-- EXTRACTED ENTRIES follows --

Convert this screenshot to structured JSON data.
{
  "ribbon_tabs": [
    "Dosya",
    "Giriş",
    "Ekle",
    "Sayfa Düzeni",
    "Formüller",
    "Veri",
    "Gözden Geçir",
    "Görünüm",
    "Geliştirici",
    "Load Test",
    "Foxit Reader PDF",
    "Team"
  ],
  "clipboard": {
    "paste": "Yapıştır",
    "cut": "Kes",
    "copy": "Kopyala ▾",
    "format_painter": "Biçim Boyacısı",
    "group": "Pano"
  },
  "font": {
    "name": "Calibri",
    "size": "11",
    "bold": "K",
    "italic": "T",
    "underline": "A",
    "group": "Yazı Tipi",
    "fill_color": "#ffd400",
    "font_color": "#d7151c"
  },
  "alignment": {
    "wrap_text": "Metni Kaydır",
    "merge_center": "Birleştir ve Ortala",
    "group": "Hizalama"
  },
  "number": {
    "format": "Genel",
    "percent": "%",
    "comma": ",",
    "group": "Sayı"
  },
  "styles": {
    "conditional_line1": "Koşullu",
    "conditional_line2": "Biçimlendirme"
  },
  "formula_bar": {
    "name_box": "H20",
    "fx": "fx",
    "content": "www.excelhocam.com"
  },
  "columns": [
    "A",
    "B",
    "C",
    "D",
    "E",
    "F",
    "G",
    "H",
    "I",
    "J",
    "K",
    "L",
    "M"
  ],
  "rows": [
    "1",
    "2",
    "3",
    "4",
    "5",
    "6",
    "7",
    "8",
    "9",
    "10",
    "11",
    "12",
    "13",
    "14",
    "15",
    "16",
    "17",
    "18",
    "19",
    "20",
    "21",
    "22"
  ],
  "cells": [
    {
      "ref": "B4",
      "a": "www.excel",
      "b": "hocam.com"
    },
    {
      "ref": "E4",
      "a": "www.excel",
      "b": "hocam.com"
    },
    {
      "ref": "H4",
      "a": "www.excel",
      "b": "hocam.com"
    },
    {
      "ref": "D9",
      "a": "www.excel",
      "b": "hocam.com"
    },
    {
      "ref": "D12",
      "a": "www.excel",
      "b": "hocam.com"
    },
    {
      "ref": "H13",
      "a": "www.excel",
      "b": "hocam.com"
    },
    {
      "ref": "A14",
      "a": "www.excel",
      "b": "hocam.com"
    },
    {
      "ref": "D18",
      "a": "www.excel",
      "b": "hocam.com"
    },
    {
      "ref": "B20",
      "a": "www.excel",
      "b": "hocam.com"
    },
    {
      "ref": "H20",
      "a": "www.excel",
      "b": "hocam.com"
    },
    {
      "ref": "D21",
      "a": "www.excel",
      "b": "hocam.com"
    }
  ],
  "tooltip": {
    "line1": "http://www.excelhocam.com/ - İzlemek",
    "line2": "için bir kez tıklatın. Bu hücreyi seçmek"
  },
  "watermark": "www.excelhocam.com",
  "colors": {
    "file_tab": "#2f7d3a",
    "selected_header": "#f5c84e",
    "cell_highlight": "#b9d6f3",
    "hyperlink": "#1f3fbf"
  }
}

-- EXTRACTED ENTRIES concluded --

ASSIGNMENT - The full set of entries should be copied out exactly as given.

REPLY -
Convert this screenshot to structured JSON data.
{
  "ribbon_tabs": [
    "Dosya",
    "Giriş",
    "Ekle",
    "Sayfa Düzeni",
    "Formüller",
    "Veri",
    "Gözden Geçir",
    "Görünüm",
    "Geliştirici",
    "Load Test",
    "Foxit Reader PDF",
    "Team"
  ],
  "clipboard": {
    "paste": "Yapıştır",
    "cut": "Kes",
    "copy": "Kopyala ▾",
    "format_painter": "Biçim Boyacısı",
    "group": "Pano"
  },
  "font": {
    "name": "Calibri",
    "size": "11",
    "bold": "K",
    "italic": "T",
    "underline": "A",
    "group": "Yazı Tipi",
    "fill_color": "#ffd400",
    "font_color": "#d7151c"
  },
  "alignment": {
    "wrap_text": "Metni Kaydır",
    "merge_center": "Birleştir ve Ortala",
    "group": "Hizalama"
  },
  "number": {
    "format": "Genel",
    "percent": "%",
    "comma": ",",
    "group": "Sayı"
  },
  "styles": {
    "conditional_line1": "Koşullu",
    "conditional_line2": "Biçimlendirme"
  },
  "formula_bar": {
    "name_box": "H20",
    "fx": "fx",
    "content": "www.excelhocam.com"
  },
  "columns": [
    "A",
    "B",
    "C",
    "D",
    "E",
    "F",
    "G",
    "H",
    "I",
    "J",
    "K",
    "L",
    "M"
  ],
  "rows": [
    "1",
    "2",
    "3",
    "4",
    "5",
    "6",
    "7",
    "8",
    "9",
    "10",
    "11",
    "12",
    "13",
    "14",
    "15",
    "16",
    "17",
    "18",
    "19",
    "20",
    "21",
    "22"
  ],
  "cells": [
    {
      "ref": "B4",
      "a": "www.excel",
      "b": "hocam.com"
    },
    {
      "ref": "E4",
      "a": "www.excel",
      "b": "hocam.com"
    },
    {
      "ref": "H4",
      "a": "www.excel",
      "b": "hocam.com"
    },
    {
      "ref": "D9",
      "a": "www.excel",
      "b": "hocam.com"
    },
    {
      "ref": "D12",
      "a": "www.excel",
      "b": "hocam.com"
    },
    {
      "ref": "H13",
      "a": "www.excel",
      "b": "hocam.com"
    },
    {
      "ref": "A14",
      "a": "www.excel",
      "b": "hocam.com"
    },
    {
      "ref": "D18",
      "a": "www.excel",
      "b": "hocam.com"
    },
    {
      "ref": "B20",
      "a": "www.excel",
      "b": "hocam.com"
    },
    {
      "ref": "H20",
      "a": "www.excel",
      "b": "hocam.com"
    },
    {
      "ref": "D21",
      "a": "www.excel",
      "b": "hocam.com"
    }
  ],
  "tooltip": {
    "line1": "http://www.excelhocam.com/ - İzlemek",
    "line2": "için bir kez tıklatın. Bu hücreyi seçmek"
  },
  "watermark": "www.excelhocam.com",
  "colors": {
    "file_tab": "#2f7d3a",
    "selected_header": "#f5c84e",
    "cell_highlight": "#b9d6f3",
    "hyperlink": "#1f3fbf"
  }
}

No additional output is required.